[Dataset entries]
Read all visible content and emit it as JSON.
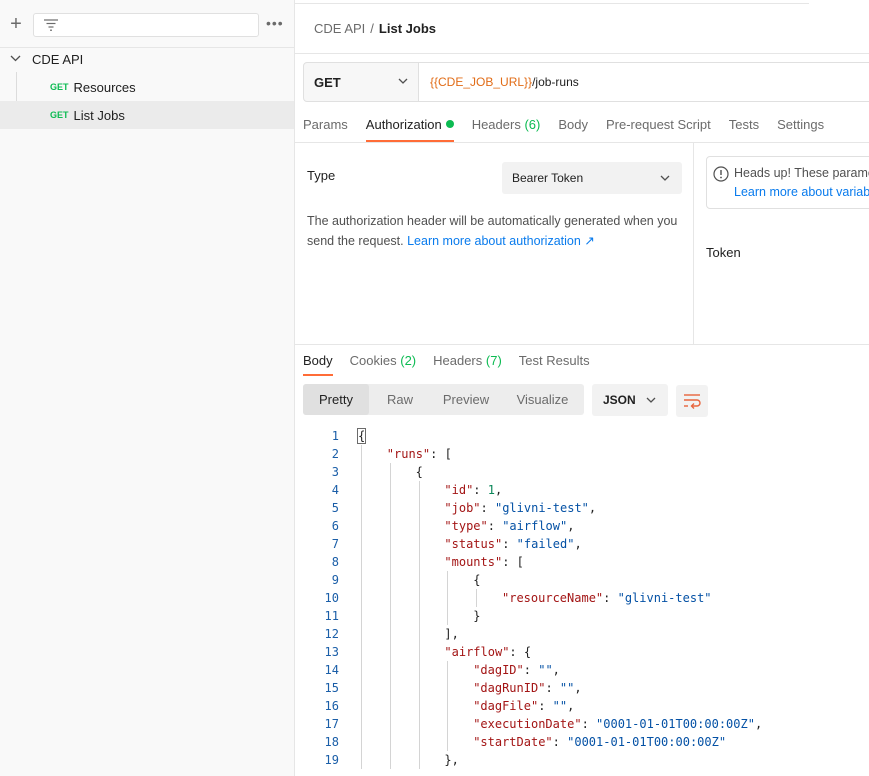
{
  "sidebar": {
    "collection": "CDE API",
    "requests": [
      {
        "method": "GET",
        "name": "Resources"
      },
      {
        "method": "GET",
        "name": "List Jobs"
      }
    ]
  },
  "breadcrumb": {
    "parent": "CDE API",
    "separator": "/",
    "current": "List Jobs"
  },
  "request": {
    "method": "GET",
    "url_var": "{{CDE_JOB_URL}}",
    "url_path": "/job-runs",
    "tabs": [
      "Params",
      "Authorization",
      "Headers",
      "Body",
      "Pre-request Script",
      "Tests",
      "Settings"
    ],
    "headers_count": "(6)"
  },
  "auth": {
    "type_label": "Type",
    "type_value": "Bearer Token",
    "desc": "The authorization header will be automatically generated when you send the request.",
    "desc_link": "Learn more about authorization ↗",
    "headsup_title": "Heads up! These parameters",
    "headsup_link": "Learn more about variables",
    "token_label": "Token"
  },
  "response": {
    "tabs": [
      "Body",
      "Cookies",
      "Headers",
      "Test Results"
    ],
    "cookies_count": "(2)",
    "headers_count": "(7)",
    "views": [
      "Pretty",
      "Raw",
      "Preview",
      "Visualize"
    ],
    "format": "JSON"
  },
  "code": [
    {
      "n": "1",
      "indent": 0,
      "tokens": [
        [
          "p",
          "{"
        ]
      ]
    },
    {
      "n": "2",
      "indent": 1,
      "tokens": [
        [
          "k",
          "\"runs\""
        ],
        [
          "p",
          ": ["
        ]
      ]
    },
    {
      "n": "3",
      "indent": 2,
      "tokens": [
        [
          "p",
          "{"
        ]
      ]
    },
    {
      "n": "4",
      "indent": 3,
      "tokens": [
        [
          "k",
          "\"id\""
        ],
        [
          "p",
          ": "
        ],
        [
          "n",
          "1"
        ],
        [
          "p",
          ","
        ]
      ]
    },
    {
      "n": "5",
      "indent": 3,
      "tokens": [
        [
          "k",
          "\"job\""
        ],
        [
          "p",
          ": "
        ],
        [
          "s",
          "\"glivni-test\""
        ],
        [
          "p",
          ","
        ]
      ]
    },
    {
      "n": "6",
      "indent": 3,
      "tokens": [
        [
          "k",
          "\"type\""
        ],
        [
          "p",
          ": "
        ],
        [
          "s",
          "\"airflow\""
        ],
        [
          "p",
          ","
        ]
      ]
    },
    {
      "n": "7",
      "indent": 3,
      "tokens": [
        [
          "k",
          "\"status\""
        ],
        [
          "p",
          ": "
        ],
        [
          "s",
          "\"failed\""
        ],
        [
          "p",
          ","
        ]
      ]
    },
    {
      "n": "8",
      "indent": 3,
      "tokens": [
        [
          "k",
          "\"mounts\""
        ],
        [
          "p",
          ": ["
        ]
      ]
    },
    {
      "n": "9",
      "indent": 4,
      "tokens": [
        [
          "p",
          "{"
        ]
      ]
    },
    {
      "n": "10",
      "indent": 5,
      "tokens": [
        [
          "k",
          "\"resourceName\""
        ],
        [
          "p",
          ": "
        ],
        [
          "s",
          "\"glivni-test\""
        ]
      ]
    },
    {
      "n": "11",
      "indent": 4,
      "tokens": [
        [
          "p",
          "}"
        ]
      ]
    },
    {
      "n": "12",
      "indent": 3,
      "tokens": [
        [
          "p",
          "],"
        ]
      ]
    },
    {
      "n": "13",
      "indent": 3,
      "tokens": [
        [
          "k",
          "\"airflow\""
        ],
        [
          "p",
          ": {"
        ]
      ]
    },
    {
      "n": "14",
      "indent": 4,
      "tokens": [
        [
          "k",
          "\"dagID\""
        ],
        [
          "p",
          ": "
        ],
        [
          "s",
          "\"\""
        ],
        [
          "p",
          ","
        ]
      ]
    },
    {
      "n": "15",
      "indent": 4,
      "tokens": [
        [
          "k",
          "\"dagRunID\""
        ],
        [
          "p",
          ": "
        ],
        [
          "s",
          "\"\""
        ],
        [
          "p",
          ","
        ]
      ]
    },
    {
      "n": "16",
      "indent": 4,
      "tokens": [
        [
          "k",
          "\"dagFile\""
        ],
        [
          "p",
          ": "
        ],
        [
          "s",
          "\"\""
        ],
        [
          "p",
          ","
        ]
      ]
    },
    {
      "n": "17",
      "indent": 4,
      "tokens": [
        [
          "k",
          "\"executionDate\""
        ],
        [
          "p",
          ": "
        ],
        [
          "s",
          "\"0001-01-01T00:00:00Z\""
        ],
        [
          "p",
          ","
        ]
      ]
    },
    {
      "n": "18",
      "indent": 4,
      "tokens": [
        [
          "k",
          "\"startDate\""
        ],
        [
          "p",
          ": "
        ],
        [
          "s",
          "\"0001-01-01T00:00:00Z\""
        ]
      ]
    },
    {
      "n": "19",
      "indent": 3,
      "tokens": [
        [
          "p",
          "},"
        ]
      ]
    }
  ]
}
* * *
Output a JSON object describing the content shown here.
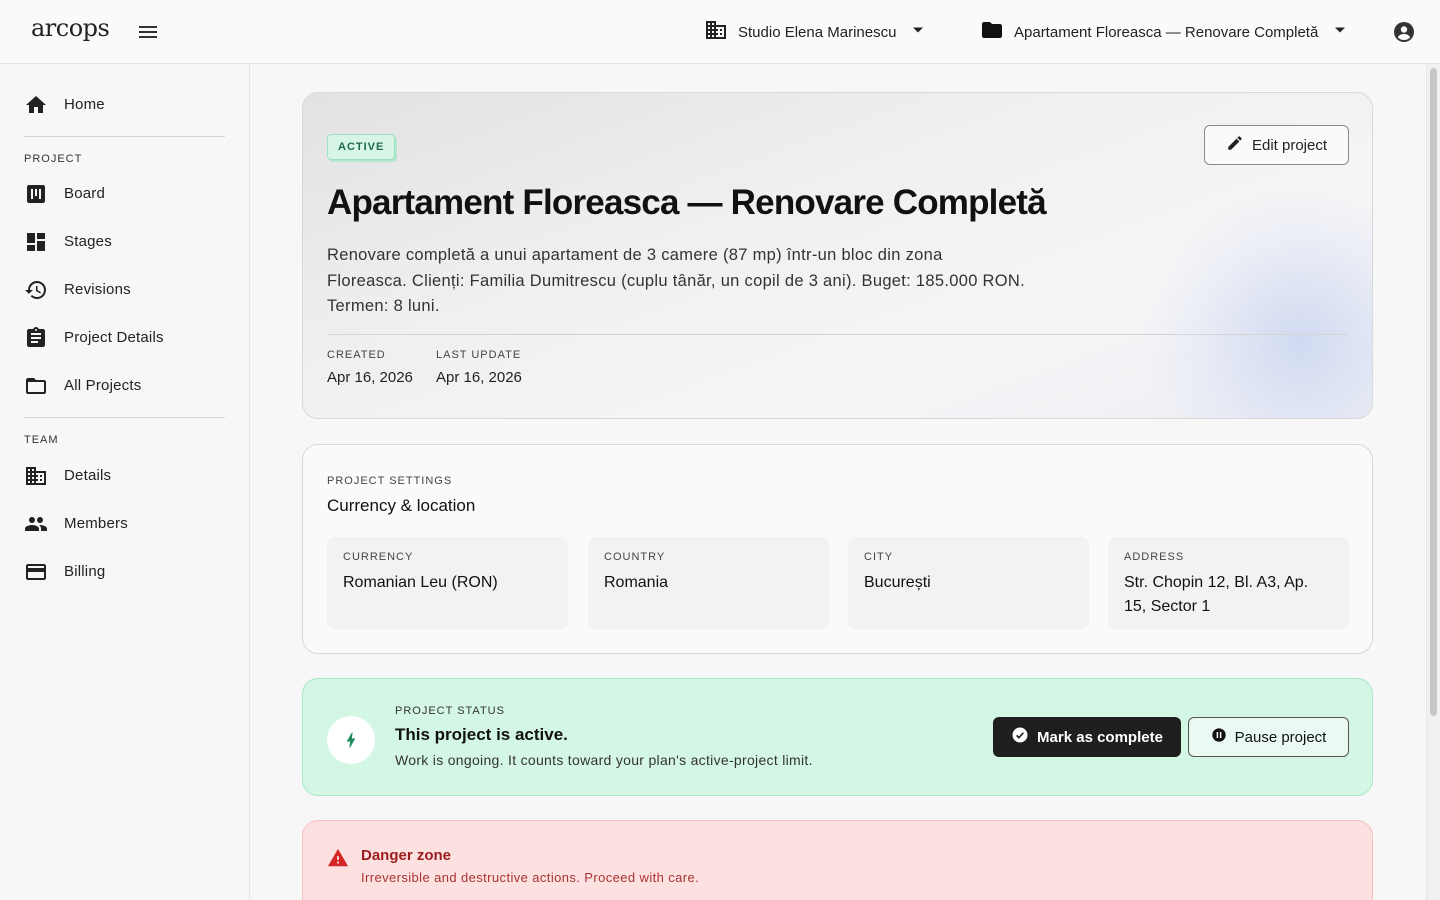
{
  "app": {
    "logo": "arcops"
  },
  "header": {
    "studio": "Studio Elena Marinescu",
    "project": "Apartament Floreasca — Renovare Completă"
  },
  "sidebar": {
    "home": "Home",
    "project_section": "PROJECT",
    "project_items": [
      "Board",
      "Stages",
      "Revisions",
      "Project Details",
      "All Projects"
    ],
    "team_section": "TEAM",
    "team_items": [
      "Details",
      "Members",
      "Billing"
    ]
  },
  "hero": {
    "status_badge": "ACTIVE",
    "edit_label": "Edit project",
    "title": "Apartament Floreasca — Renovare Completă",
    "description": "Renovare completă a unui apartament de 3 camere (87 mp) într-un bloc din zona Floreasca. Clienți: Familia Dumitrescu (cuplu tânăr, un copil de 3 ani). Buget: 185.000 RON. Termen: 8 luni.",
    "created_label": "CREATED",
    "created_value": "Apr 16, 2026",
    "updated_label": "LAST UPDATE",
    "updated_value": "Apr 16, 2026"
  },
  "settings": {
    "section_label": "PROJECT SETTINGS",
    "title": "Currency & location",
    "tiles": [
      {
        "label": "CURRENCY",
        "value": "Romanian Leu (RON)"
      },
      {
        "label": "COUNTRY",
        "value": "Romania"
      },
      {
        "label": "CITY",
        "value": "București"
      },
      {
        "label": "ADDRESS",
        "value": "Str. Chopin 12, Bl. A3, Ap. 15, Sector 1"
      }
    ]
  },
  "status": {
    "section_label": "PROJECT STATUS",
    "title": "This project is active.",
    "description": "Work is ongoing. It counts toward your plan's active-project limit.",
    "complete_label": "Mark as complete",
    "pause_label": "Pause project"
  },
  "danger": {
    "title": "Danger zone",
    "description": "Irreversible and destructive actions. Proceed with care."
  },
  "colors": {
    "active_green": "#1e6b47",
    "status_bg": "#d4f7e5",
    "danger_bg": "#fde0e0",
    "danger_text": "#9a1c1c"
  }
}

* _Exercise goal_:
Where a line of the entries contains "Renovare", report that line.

* _Exercise result_:
    "project": "Apartament Floreasca — Renovare Completă"
    "title": "Apartament Floreasca — Renovare Completă",
    "description": "Renovare completă a unui apartament de 3 camere (87 mp) într-un bloc din zona Floreasca. Clienți: Familia Dumitrescu (cuplu tânăr, un copil de 3 ani). Buget: 185.000 RON. Termen: 8 luni.",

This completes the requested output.